▶ **Input**
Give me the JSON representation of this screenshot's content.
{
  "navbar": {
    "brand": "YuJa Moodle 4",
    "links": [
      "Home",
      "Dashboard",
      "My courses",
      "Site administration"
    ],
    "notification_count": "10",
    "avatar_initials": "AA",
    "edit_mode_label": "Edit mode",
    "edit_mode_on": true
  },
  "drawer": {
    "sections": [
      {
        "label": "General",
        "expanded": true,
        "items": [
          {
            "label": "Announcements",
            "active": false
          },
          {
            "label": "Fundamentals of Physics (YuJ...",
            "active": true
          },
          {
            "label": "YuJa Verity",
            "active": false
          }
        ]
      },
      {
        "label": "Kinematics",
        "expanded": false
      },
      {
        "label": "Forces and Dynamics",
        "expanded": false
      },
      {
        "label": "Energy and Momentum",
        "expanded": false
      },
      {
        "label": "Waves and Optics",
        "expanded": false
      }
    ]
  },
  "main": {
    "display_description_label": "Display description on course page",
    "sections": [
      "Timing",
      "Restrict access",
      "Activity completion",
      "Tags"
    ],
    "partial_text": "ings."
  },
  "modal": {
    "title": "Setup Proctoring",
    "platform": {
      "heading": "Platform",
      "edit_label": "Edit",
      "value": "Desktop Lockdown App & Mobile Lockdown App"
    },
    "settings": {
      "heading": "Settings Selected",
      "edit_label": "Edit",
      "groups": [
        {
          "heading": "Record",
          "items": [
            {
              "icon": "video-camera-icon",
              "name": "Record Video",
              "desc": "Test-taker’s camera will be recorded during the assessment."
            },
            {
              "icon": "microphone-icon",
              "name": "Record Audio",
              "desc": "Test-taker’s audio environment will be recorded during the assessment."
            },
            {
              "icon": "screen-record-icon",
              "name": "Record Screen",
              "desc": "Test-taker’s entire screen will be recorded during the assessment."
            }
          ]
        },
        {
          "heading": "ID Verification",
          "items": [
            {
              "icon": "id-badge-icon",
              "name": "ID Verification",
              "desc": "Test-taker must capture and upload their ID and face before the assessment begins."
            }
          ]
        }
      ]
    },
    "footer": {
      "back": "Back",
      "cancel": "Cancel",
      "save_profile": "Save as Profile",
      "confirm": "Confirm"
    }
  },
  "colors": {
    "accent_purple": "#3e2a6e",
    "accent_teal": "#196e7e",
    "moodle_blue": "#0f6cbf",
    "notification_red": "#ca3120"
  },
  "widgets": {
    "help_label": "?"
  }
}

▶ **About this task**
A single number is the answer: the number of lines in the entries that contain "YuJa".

▶ **Solution for this exercise**
2